You've partially answered your own question, but there is another way of doing it, especially for serial devices: the /dev/serial/* paths. I have a Prolific USB→RS232 interface on my Raspberry Pi which almost invariably shows up as /dev/ttyUSB0. But it also appears on the system as:
If you don't want to spare your USB port of your Rpi, you can use GPIO Serial to communicate with your Arduino. There is a great tutorial of Conor O'Neill for connecting Rpi with a Arduino Pro Mini. The procedure is the same with your Arduino Uno.
All you need is a LLC (Logic Level Converter) to be able to connect these two devices. As you've already ...
For basic network communication nc or netcat, as suggested by joan, is sufficient. However, if you for example want to forward a serial console or encrypt the connection socat is probably more convenient. For inspiration here are two working examples of the mentioned applications.
Serial console via TCP
To connect directly to the serial port with socat ...
Wand has a display module/method.
In the terminal
$ python -m wand.display wandtests/assets/mona-lisa.jpg
In a Python script
with Image(blob=file_data) as image:
cat /proc/cpuinfo | grep Revision
RPi 2 boards will show board revisions a*1040, a*1041 or a*2042, while an RPi 3 board will give you a*2082. Here's a list of board revisions.
See also: Getting Your Raspberry Pi Revision Number Using Python.
Any answer might only be of limited help to you as long as you have not understood how SPI actually works, so you should take a detailed look at this interface.
Concerning question 1:
SPI is a master-slave-system where any interaction has to be initiated by the master.
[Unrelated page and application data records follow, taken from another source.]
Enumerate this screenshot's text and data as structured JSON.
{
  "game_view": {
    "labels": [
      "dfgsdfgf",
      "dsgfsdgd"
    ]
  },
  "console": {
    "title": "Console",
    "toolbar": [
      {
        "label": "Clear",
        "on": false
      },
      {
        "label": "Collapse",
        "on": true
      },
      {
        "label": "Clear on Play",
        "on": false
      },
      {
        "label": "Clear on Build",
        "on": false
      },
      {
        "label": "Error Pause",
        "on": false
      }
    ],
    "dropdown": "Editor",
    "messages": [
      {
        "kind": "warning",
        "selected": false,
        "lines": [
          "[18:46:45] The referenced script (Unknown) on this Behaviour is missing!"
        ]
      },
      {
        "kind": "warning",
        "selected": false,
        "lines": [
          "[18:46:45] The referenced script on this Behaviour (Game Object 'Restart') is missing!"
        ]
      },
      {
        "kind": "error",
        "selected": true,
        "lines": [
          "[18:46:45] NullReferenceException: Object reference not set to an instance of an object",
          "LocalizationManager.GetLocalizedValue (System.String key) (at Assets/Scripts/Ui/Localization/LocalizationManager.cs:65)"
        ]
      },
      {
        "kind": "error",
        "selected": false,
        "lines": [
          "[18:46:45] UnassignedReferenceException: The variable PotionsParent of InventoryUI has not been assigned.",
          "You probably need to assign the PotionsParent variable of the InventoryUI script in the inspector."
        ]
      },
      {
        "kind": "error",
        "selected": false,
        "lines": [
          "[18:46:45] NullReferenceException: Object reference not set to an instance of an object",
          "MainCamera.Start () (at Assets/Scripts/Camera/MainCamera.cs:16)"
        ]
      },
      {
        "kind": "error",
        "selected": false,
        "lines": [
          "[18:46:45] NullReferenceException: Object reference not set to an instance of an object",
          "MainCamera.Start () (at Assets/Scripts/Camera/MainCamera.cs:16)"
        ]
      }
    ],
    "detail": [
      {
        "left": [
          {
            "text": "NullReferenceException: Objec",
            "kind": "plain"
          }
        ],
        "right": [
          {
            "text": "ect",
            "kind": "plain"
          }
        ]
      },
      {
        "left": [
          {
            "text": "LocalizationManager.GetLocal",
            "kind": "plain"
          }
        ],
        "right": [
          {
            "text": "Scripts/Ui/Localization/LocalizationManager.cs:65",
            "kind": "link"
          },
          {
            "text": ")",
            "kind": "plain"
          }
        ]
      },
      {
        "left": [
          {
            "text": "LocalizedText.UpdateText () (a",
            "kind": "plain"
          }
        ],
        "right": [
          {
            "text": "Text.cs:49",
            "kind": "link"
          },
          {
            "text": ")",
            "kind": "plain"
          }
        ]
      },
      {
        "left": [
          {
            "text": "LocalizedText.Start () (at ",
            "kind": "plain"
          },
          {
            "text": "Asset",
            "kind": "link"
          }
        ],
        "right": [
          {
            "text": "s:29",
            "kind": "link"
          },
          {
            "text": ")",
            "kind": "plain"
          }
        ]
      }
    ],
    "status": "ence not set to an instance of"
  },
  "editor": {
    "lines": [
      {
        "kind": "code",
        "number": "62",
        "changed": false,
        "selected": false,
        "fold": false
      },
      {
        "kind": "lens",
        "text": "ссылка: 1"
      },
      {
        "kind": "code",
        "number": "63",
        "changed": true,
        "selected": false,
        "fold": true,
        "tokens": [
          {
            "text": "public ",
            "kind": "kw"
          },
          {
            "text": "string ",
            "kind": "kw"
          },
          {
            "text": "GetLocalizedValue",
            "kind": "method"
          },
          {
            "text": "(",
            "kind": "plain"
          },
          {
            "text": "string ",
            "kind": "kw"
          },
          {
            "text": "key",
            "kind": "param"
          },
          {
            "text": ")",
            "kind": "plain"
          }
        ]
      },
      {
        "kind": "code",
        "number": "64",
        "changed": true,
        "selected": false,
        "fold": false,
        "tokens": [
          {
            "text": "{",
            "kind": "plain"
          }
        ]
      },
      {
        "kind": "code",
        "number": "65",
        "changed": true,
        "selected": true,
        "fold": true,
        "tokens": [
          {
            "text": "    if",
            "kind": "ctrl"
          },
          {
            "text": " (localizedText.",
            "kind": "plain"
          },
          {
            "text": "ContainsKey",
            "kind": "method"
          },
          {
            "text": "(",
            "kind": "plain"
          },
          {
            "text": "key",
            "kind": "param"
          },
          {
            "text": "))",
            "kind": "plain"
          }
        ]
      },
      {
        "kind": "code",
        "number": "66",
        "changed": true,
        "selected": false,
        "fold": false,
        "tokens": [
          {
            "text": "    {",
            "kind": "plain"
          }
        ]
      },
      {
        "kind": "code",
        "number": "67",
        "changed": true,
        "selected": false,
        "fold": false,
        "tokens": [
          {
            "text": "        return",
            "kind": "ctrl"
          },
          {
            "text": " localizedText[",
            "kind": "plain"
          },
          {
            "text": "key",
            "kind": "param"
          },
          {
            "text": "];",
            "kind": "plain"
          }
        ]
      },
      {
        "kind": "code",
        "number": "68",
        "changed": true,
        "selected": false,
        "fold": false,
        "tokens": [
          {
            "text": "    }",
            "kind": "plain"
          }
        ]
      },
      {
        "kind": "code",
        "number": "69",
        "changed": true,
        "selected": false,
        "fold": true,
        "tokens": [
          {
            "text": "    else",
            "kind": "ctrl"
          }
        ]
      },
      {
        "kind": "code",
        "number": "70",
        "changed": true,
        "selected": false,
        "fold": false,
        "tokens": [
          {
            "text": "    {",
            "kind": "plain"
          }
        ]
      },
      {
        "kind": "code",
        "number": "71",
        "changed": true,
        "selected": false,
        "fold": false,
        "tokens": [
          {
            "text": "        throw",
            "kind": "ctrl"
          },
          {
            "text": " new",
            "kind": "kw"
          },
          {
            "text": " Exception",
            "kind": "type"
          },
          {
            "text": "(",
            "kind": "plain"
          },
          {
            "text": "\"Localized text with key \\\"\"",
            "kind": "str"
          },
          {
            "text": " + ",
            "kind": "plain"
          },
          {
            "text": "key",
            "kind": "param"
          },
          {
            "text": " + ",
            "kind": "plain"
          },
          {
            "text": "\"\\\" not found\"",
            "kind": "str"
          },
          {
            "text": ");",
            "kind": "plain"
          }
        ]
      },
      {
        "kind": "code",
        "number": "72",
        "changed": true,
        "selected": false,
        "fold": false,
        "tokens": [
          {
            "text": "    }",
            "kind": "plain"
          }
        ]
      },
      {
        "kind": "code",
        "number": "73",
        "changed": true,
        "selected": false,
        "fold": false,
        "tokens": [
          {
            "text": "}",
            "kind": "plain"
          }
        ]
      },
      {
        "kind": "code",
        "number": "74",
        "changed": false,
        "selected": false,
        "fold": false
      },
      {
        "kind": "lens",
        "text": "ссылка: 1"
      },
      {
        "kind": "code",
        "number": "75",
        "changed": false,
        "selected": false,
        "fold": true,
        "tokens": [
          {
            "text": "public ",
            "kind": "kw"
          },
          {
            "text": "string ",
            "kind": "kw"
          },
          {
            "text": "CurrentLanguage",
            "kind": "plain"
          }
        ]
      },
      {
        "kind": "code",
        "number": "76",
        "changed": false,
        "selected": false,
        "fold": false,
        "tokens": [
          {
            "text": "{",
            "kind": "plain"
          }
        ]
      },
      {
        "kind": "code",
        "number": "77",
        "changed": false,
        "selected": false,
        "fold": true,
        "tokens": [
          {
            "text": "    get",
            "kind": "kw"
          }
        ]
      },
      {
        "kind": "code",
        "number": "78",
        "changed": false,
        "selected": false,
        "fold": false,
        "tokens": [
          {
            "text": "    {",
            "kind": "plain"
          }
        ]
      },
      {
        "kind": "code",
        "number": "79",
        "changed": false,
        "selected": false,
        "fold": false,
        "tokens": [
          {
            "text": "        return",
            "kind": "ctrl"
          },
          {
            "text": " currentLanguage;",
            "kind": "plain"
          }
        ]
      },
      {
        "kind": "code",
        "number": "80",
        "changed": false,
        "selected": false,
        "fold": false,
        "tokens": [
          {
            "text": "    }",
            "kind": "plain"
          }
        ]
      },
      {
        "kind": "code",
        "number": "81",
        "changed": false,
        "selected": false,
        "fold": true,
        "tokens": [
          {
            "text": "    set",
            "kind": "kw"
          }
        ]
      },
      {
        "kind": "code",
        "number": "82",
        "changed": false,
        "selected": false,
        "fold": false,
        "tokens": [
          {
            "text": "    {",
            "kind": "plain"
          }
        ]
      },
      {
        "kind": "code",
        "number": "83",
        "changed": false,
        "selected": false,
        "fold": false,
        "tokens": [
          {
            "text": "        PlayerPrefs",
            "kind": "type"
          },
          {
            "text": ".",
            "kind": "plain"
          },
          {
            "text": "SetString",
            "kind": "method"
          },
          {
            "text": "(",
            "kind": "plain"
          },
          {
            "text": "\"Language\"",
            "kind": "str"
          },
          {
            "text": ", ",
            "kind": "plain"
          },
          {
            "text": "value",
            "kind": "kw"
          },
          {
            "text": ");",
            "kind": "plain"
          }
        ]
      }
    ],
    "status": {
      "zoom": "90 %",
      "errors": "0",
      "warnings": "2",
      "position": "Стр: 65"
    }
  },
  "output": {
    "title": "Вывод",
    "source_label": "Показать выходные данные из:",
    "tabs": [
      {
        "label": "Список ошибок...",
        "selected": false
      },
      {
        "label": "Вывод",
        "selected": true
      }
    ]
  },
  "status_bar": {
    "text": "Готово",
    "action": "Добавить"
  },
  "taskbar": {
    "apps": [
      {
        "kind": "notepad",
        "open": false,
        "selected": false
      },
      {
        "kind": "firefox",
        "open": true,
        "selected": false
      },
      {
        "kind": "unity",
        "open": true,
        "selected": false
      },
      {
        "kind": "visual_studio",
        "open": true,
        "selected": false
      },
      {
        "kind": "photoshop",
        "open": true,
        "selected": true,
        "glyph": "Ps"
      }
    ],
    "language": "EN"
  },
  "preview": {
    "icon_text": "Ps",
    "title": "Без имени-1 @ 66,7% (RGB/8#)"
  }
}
The sensor itself is not able to write to the master, instead it is read by the master (...
The properties of a USB serial converter have nothing to do with the hardware of the hosting system, but only with the USB serial chip itself, and the software stack of the hosting system.
The pi should be using stock Linux USB serial drivers.
Therefore, you can enable/disable the linkage of DTR to port open/close via the usual Linux method of clearing the ...
@ChrisStrattons post describes how to use stty -F /dev/ttyUSB0 to avoid the hangup which results in a reset. Here is a snippet to do it in Python:
path = '/dev/ttyACM0'
# Disable reset after hangup
with open(path) as f:
attrs = termios.tcgetattr(f)
attrs = attrs & ~termios.HUPCL
termios.tcsetattr(f, termios.TCSAFLUSH, ...
What you are referring to is called Software Serial, where bytes are bit banged and create the same effect as a serial port.
Using a normal Linux distribution the answer is, No. The reason is because bit banging required real time processing of data, otherwise the data will just be junk.
This answer at Electronics Stack shows a USB board with 4 hardware ...
If you're using an X11 Desktop Environment such as LXDE, then you can accomplish this using the basic logic shown in this article.
Here's what I came up with to switch displaying two images waiting 30 seconds between each switch. You should be able to insert your logic for switching the images based on what you read from your RFID sensor.
I haven't tried this on a Pi, but I use python to access a serial port on a Beagle Bone.
Python serial can be installed using sudo apt-get install python-serial
Then you can use the following code snippet:
serialport = serial.Serial("/dev/ttyS0", 9600, timeout=0.5)
serialport.write("What you want to send")
response = serialport.readlines(None)...